## Given records
"""

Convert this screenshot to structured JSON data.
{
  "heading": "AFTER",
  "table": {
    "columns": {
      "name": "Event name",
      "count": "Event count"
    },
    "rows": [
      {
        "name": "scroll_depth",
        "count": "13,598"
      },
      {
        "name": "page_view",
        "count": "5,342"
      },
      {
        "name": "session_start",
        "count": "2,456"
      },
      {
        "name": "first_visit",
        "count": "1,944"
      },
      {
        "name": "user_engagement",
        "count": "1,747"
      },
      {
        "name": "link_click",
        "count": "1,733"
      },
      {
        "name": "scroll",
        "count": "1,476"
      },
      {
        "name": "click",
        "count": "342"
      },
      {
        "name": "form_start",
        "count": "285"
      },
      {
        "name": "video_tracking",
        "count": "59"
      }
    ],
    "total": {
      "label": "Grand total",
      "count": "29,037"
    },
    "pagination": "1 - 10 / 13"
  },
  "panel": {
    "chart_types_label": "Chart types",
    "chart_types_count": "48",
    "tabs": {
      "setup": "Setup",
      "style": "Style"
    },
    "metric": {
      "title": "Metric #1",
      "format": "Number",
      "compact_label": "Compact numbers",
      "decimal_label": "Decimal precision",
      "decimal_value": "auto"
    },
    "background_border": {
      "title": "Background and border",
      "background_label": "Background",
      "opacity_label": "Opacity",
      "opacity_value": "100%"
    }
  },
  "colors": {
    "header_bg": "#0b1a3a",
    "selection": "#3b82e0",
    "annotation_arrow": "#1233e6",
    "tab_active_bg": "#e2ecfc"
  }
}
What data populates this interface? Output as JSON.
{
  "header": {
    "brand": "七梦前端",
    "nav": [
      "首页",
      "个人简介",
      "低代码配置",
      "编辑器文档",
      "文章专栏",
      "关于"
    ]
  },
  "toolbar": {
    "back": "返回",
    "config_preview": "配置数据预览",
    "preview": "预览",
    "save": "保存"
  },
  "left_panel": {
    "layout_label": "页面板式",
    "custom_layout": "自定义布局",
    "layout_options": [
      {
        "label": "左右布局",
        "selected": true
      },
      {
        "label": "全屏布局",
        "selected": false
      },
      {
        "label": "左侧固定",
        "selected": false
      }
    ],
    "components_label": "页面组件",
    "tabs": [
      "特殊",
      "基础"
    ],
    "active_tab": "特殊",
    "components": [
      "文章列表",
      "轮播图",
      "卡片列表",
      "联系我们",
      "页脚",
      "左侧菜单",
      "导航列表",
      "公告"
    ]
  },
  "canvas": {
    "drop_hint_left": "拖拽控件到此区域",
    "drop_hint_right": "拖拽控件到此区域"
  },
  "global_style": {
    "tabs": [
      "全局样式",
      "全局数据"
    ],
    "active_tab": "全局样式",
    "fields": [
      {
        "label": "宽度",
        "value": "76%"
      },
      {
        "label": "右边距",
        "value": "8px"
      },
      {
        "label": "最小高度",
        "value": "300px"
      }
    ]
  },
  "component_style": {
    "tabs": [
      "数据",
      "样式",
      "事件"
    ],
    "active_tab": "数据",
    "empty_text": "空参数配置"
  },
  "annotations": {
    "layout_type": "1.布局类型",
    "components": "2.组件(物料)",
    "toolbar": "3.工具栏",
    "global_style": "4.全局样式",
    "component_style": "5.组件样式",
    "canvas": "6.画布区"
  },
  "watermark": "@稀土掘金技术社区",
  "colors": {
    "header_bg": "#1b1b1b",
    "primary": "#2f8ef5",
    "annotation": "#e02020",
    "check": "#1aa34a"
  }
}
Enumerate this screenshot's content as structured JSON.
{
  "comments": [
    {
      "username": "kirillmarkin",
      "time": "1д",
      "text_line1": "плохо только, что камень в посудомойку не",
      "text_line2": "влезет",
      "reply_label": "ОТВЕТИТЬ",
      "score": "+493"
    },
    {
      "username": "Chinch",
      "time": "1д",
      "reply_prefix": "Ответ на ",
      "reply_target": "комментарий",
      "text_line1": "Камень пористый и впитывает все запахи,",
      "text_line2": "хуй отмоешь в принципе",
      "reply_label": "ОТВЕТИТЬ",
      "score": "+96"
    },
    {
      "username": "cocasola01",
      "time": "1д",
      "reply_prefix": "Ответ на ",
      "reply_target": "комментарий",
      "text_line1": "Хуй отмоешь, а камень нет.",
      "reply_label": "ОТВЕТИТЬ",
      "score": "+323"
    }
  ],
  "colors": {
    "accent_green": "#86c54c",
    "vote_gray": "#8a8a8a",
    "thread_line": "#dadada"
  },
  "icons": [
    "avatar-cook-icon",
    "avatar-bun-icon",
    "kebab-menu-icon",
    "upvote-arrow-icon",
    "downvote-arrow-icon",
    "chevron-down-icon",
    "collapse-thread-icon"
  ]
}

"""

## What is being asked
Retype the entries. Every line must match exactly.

## Result of this task
Convert this screenshot to structured JSON data.
{
  "heading": "AFTER",
  "table": {
    "columns": {
      "name": "Event name",
      "count": "Event count"
    },
    "rows": [
      {
        "name": "scroll_depth",
        "count": "13,598"
      },
      {
        "name": "page_view",
        "count": "5,342"
      },
      {
        "name": "session_start",
        "count": "2,456"
      },
      {
        "name": "first_visit",
        "count": "1,944"
      },
      {
        "name": "user_engagement",
        "count": "1,747"
      },
      {
        "name": "link_click",
        "count": "1,733"
      },
      {
        "name": "scroll",
        "count": "1,476"
      },
      {
        "name": "click",
        "count": "342"
      },
      {
        "name": "form_start",
        "count": "285"
      },
      {
        "name": "video_tracking",
        "count": "59"
      }
    ],
    "total": {
      "label": "Grand total",
      "count": "29,037"
    },
    "pagination": "1 - 10 / 13"
  },
  "panel": {
    "chart_types_label": "Chart types",
    "chart_types_count": "48",
    "tabs": {
      "setup": "Setup",
      "style": "Style"
    },
    "metric": {
      "title": "Metric #1",
      "format": "Number",
      "compact_label": "Compact numbers",
      "decimal_label": "Decimal precision",
      "decimal_value": "auto"
    },
    "background_border": {
      "title": "Background and border",
      "background_label": "Background",
      "opacity_label": "Opacity",
      "opacity_value": "100%"
    }
  },
  "colors": {
    "header_bg": "#0b1a3a",
    "selection": "#3b82e0",
    "annotation_arrow": "#1233e6",
    "tab_active_bg": "#e2ecfc"
  }
}
What data populates this interface? Output as JSON.
{
  "header": {
    "brand": "七梦前端",
    "nav": [
      "首页",
      "个人简介",
      "低代码配置",
      "编辑器文档",
      "文章专栏",
      "关于"
    ]
  },
  "toolbar": {
    "back": "返回",
    "config_preview": "配置数据预览",
    "preview": "预览",
    "save": "保存"
  },
  "left_panel": {
    "layout_label": "页面板式",
    "custom_layout": "自定义布局",
    "layout_options": [
      {
        "label": "左右布局",
        "selected": true
      },
      {
        "label": "全屏布局",
        "selected": false
      },
      {
        "label": "左侧固定",
        "selected": false
      }
    ],
    "components_label": "页面组件",
    "tabs": [
      "特殊",
      "基础"
    ],
    "active_tab": "特殊",
    "components": [
      "文章列表",
      "轮播图",
      "卡片列表",
      "联系我们",
      "页脚",
      "左侧菜单",
      "导航列表",
      "公告"
    ]
  },
  "canvas": {
    "drop_hint_left": "拖拽控件到此区域",
    "drop_hint_right": "拖拽控件到此区域"
  },
  "global_style": {
    "tabs": [
      "全局样式",
      "全局数据"
    ],
    "active_tab": "全局样式",
    "fields": [
      {
        "label": "宽度",
        "value": "76%"
      },
      {
        "label": "右边距",
        "value": "8px"
      },
      {
        "label": "最小高度",
        "value": "300px"
      }
    ]
  },
  "component_style": {
    "tabs": [
      "数据",
      "样式",
      "事件"
    ],
    "active_tab": "数据",
    "empty_text": "空参数配置"
  },
  "annotations": {
    "layout_type": "1.布局类型",
    "components": "2.组件(物料)",
    "toolbar": "3.工具栏",
    "global_style": "4.全局样式",
    "component_style": "5.组件样式",
    "canvas": "6.画布区"
  },
  "watermark": "@稀土掘金技术社区",
  "colors": {
    "header_bg": "#1b1b1b",
    "primary": "#2f8ef5",
    "annotation": "#e02020",
    "check": "#1aa34a"
  }
}
Enumerate this screenshot's content as structured JSON.
{
  "comments": [
    {
      "username": "kirillmarkin",
      "time": "1д",
      "text_line1": "плохо только, что камень в посудомойку не",
      "text_line2": "влезет",
      "reply_label": "ОТВЕТИТЬ",
      "score": "+493"
    },
    {
      "username": "Chinch",
      "time": "1д",
      "reply_prefix": "Ответ на ",
      "reply_target": "комментарий",
      "text_line1": "Камень пористый и впитывает все запахи,",
      "text_line2": "хуй отмоешь в принципе",
      "reply_label": "ОТВЕТИТЬ",
      "score": "+96"
    },
    {
      "username": "cocasola01",
      "time": "1д",
      "reply_prefix": "Ответ на ",
      "reply_target": "комментарий",
      "text_line1": "Хуй отмоешь, а камень нет.",
      "reply_label": "ОТВЕТИТЬ",
      "score": "+323"
    }
  ],
  "colors": {
    "accent_green": "#86c54c",
    "vote_gray": "#8a8a8a",
    "thread_line": "#dadada"
  },
  "icons": [
    "avatar-cook-icon",
    "avatar-bun-icon",
    "kebab-menu-icon",
    "upvote-arrow-icon",
    "downvote-arrow-icon",
    "chevron-down-icon",
    "collapse-thread-icon"
  ]
}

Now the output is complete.